▶ **Problem**
All of the listing below must be repeated word for word. Pictures are the only thing to omit.

━━━ Recorded information

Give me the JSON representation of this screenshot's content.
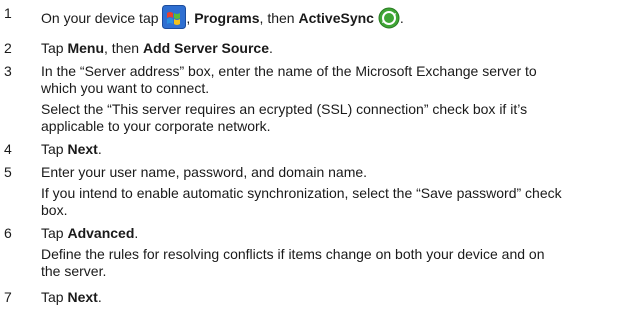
{
  "steps": [
    {
      "num": "1",
      "a": "On your device tap ",
      "b1": "Programs",
      "c": ", then ",
      "b2": "ActiveSync",
      "d": "."
    },
    {
      "num": "2",
      "a": "Tap ",
      "b1": "Menu",
      "c": ", then ",
      "b2": "Add Server Source",
      "d": "."
    },
    {
      "num": "3",
      "l1": "In the “Server address” box, enter the name of the Microsoft Exchange server to",
      "l2": "which you want to connect."
    },
    {
      "num": "4",
      "a": "Tap ",
      "b1": "Next",
      "d": "."
    },
    {
      "num": "5",
      "text": "Enter your user name, password, and domain name."
    },
    {
      "num": "6",
      "a": "Tap ",
      "b1": "Advanced",
      "d": "."
    },
    {
      "num": "7",
      "a": "Tap ",
      "b1": "Next",
      "d": "."
    }
  ],
  "notes": {
    "ssl_l1": "Select the “This server requires an ecrypted (SSL) connection” check box if it’s",
    "ssl_l2": "applicable to your corporate network.",
    "pwd_l1": "If you intend to enable automatic synchronization, select the “Save password” check",
    "pwd_l2": "box.",
    "rules_l1": "Define the rules for resolving conflicts if items change on both your device and on",
    "rules_l2": "the server."
  },
  "icons": {
    "start": "windows-start-icon",
    "activesync": "activesync-icon",
    "start_bg": "#2f6fd1",
    "activesync_color": "#3fa535"
  }
}
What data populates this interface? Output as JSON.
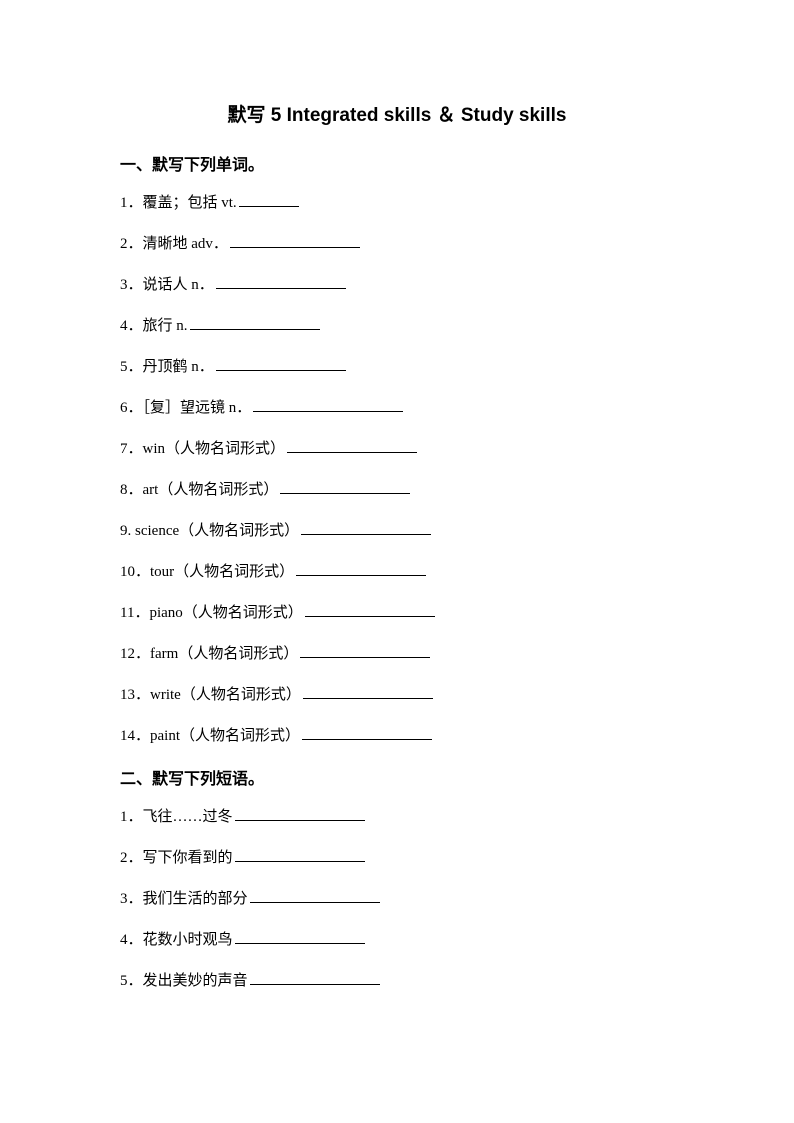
{
  "title": "默写 5 Integrated skills ＆ Study skills",
  "section1": {
    "heading": "一、默写下列单词。",
    "items": [
      "1．覆盖；包括 vt.",
      "2．清晰地 adv．",
      "3．说话人 n．",
      "4．旅行 n.",
      "5．丹顶鹤 n．",
      "6．［复］望远镜 n．",
      "7．win（人物名词形式）",
      "8．art（人物名词形式）",
      "9. science（人物名词形式）",
      "10．tour（人物名词形式）",
      "11．piano（人物名词形式）",
      "12．farm（人物名词形式）",
      "13．write（人物名词形式）",
      "14．paint（人物名词形式）"
    ]
  },
  "section2": {
    "heading": "二、默写下列短语。",
    "items": [
      "1．飞往……过冬",
      "2．写下你看到的",
      "3．我们生活的部分",
      "4．花数小时观鸟",
      "5．发出美妙的声音"
    ]
  }
}
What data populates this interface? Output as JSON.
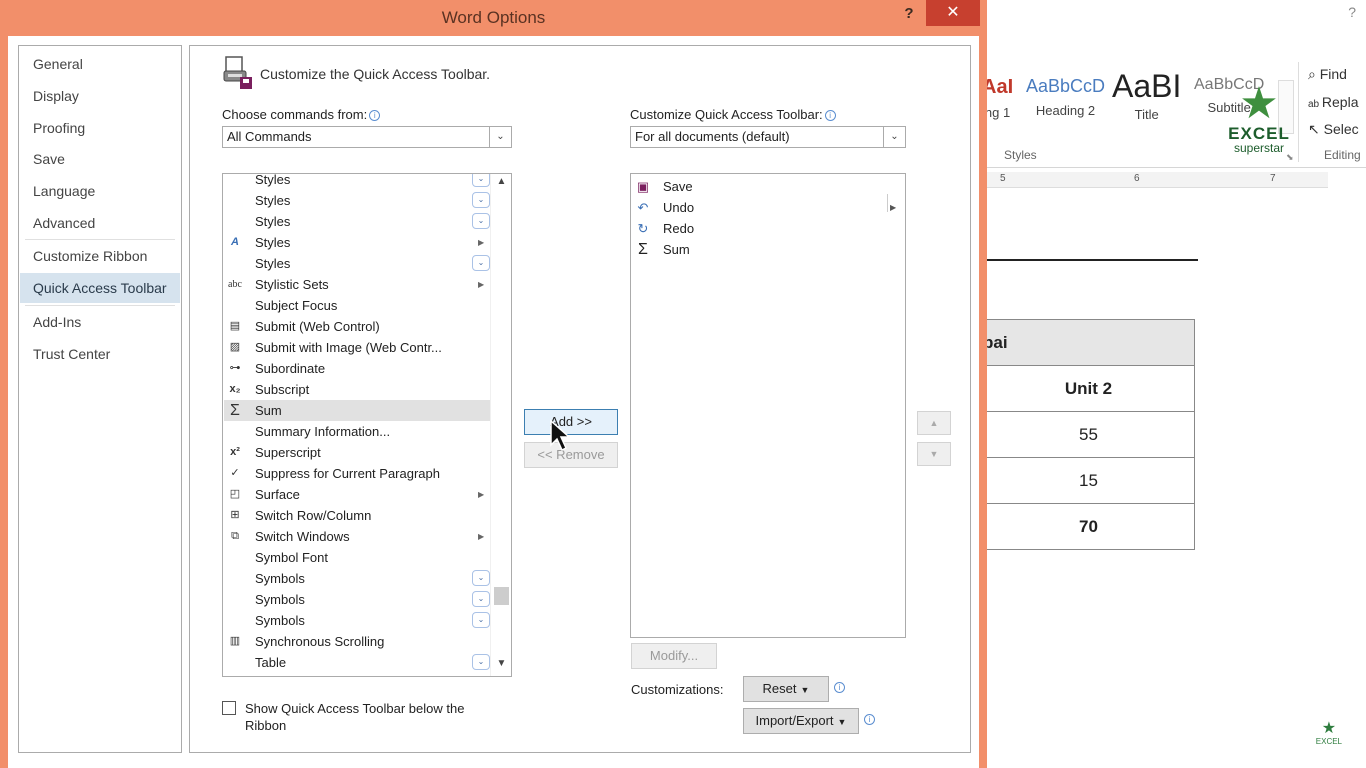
{
  "dialog": {
    "title": "Word Options",
    "help": "?",
    "close": "✕",
    "nav": [
      {
        "label": "General"
      },
      {
        "label": "Display"
      },
      {
        "label": "Proofing"
      },
      {
        "label": "Save"
      },
      {
        "label": "Language"
      },
      {
        "label": "Advanced"
      },
      {
        "label": "Customize Ribbon"
      },
      {
        "label": "Quick Access Toolbar"
      },
      {
        "label": "Add-Ins"
      },
      {
        "label": "Trust Center"
      }
    ],
    "section_title": "Customize the Quick Access Toolbar.",
    "choose_label": "Choose commands from:",
    "choose_value": "All Commands",
    "customize_label": "Customize Quick Access Toolbar:",
    "customize_value": "For all documents (default)",
    "commands": [
      {
        "label": "Styles"
      },
      {
        "label": "Styles"
      },
      {
        "label": "Styles"
      },
      {
        "label": "Styles"
      },
      {
        "label": "Styles"
      },
      {
        "label": "Stylistic Sets"
      },
      {
        "label": "Subject Focus"
      },
      {
        "label": "Submit (Web Control)"
      },
      {
        "label": "Submit with Image (Web Contr..."
      },
      {
        "label": "Subordinate"
      },
      {
        "label": "Subscript"
      },
      {
        "label": "Sum"
      },
      {
        "label": "Summary Information..."
      },
      {
        "label": "Superscript"
      },
      {
        "label": "Suppress for Current Paragraph"
      },
      {
        "label": "Surface"
      },
      {
        "label": "Switch Row/Column"
      },
      {
        "label": "Switch Windows"
      },
      {
        "label": "Symbol Font"
      },
      {
        "label": "Symbols"
      },
      {
        "label": "Symbols"
      },
      {
        "label": "Symbols"
      },
      {
        "label": "Synchronous Scrolling"
      },
      {
        "label": "Table"
      }
    ],
    "qat_items": [
      {
        "label": "Save"
      },
      {
        "label": "Undo"
      },
      {
        "label": "Redo"
      },
      {
        "label": "Sum"
      }
    ],
    "add_button": "Add >>",
    "remove_button": "<< Remove",
    "modify_button": "Modify...",
    "customizations_label": "Customizations:",
    "reset_button": "Reset",
    "import_export_button": "Import/Export",
    "show_below_label": "Show Quick Access Toolbar below the Ribbon"
  },
  "word": {
    "help": "?",
    "styles": [
      {
        "sample": "AaI",
        "name": "ng 1"
      },
      {
        "sample": "AaBbCcD",
        "name": "Heading 2"
      },
      {
        "sample": "AaBI",
        "name": "Title"
      },
      {
        "sample": "AaBbCcD",
        "name": "Subtitle"
      }
    ],
    "styles_group": "Styles",
    "editing": {
      "find": "Find",
      "replace": "Repla",
      "select": "Selec",
      "group": "Editing"
    },
    "logo": {
      "line1": "EXCEL",
      "line2": "superstar",
      "small": "EXCEL"
    },
    "ruler": [
      "5",
      "6",
      "7"
    ],
    "table": {
      "header": "bai",
      "subheader": "Unit 2",
      "rows": [
        "55",
        "15",
        "70"
      ]
    }
  },
  "colors": {
    "dialog_frame": "#f28f6a",
    "close_button": "#c7402f",
    "nav_active": "#d6e3ee",
    "selected_row": "#e1e1e1"
  }
}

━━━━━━

▶ **Task output**
Give me the JSON representation of this screenshot's content.
{
  "steps": [
    {
      "num": "1",
      "a": "On your device tap ",
      "b1": "Programs",
      "c": ", then ",
      "b2": "ActiveSync",
      "d": "."
    },
    {
      "num": "2",
      "a": "Tap ",
      "b1": "Menu",
      "c": ", then ",
      "b2": "Add Server Source",
      "d": "."
    },
    {
      "num": "3",
      "l1": "In the “Server address” box, enter the name of the Microsoft Exchange server to",
      "l2": "which you want to connect."
    },
    {
      "num": "4",
      "a": "Tap ",
      "b1": "Next",
      "d": "."
    },
    {
      "num": "5",
      "text": "Enter your user name, password, and domain name."
    },
    {
      "num": "6",
      "a": "Tap ",
      "b1": "Advanced",
      "d": "."
    },
    {
      "num": "7",
      "a": "Tap ",
      "b1": "Next",
      "d": "."
    }
  ],
  "notes": {
    "ssl_l1": "Select the “This server requires an ecrypted (SSL) connection” check box if it’s",
    "ssl_l2": "applicable to your corporate network.",
    "pwd_l1": "If you intend to enable automatic synchronization, select the “Save password” check",
    "pwd_l2": "box.",
    "rules_l1": "Define the rules for resolving conflicts if items change on both your device and on",
    "rules_l2": "the server."
  },
  "icons": {
    "start": "windows-start-icon",
    "activesync": "activesync-icon",
    "start_bg": "#2f6fd1",
    "activesync_color": "#3fa535"
  }
}
What data populates this interface? Output as JSON.
{
  "title": "默写 5 Integrated skills ＆ Study skills",
  "section1": {
    "heading": "一、默写下列单词。",
    "items": [
      "1．覆盖；包括 vt.",
      "2．清晰地 adv．",
      "3．说话人 n．",
      "4．旅行 n.",
      "5．丹顶鹤 n．",
      "6．［复］望远镜 n．",
      "7．win（人物名词形式）",
      "8．art（人物名词形式）",
      "9. science（人物名词形式）",
      "10．tour（人物名词形式）",
      "11．piano（人物名词形式）",
      "12．farm（人物名词形式）",
      "13．write（人物名词形式）",
      "14．paint（人物名词形式）"
    ]
  },
  "section2": {
    "heading": "二、默写下列短语。",
    "items": [
      "1．飞往……过冬",
      "2．写下你看到的",
      "3．我们生活的部分",
      "4．花数小时观鸟",
      "5．发出美妙的声音"
    ]
  }
}
What data populates this interface? Output as JSON.
{
  "dialog": {
    "title": "Word Options",
    "help": "?",
    "close": "✕",
    "nav": [
      {
        "label": "General"
      },
      {
        "label": "Display"
      },
      {
        "label": "Proofing"
      },
      {
        "label": "Save"
      },
      {
        "label": "Language"
      },
      {
        "label": "Advanced"
      },
      {
        "label": "Customize Ribbon"
      },
      {
        "label": "Quick Access Toolbar"
      },
      {
        "label": "Add-Ins"
      },
      {
        "label": "Trust Center"
      }
    ],
    "section_title": "Customize the Quick Access Toolbar.",
    "choose_label": "Choose commands from:",
    "choose_value": "All Commands",
    "customize_label": "Customize Quick Access Toolbar:",
    "customize_value": "For all documents (default)",
    "commands": [
      {
        "label": "Styles"
      },
      {
        "label": "Styles"
      },
      {
        "label": "Styles"
      },
      {
        "label": "Styles"
      },
      {
        "label": "Styles"
      },
      {
        "label": "Stylistic Sets"
      },
      {
        "label": "Subject Focus"
      },
      {
        "label": "Submit (Web Control)"
      },
      {
        "label": "Submit with Image (Web Contr..."
      },
      {
        "label": "Subordinate"
      },
      {
        "label": "Subscript"
      },
      {
        "label": "Sum"
      },
      {
        "label": "Summary Information..."
      },
      {
        "label": "Superscript"
      },
      {
        "label": "Suppress for Current Paragraph"
      },
      {
        "label": "Surface"
      },
      {
        "label": "Switch Row/Column"
      },
      {
        "label": "Switch Windows"
      },
      {
        "label": "Symbol Font"
      },
      {
        "label": "Symbols"
      },
      {
        "label": "Symbols"
      },
      {
        "label": "Symbols"
      },
      {
        "label": "Synchronous Scrolling"
      },
      {
        "label": "Table"
      }
    ],
    "qat_items": [
      {
        "label": "Save"
      },
      {
        "label": "Undo"
      },
      {
        "label": "Redo"
      },
      {
        "label": "Sum"
      }
    ],
    "add_button": "Add >>",
    "remove_button": "<< Remove",
    "modify_button": "Modify...",
    "customizations_label": "Customizations:",
    "reset_button": "Reset",
    "import_export_button": "Import/Export",
    "show_below_label": "Show Quick Access Toolbar below the Ribbon"
  },
  "word": {
    "help": "?",
    "styles": [
      {
        "sample": "AaI",
        "name": "ng 1"
      },
      {
        "sample": "AaBbCcD",
        "name": "Heading 2"
      },
      {
        "sample": "AaBI",
        "name": "Title"
      },
      {
        "sample": "AaBbCcD",
        "name": "Subtitle"
      }
    ],
    "styles_group": "Styles",
    "editing": {
      "find": "Find",
      "replace": "Repla",
      "select": "Selec",
      "group": "Editing"
    },
    "logo": {
      "line1": "EXCEL",
      "line2": "superstar",
      "small": "EXCEL"
    },
    "ruler": [
      "5",
      "6",
      "7"
    ],
    "table": {
      "header": "bai",
      "subheader": "Unit 2",
      "rows": [
        "55",
        "15",
        "70"
      ]
    }
  },
  "colors": {
    "dialog_frame": "#f28f6a",
    "close_button": "#c7402f",
    "nav_active": "#d6e3ee",
    "selected_row": "#e1e1e1"
  }
}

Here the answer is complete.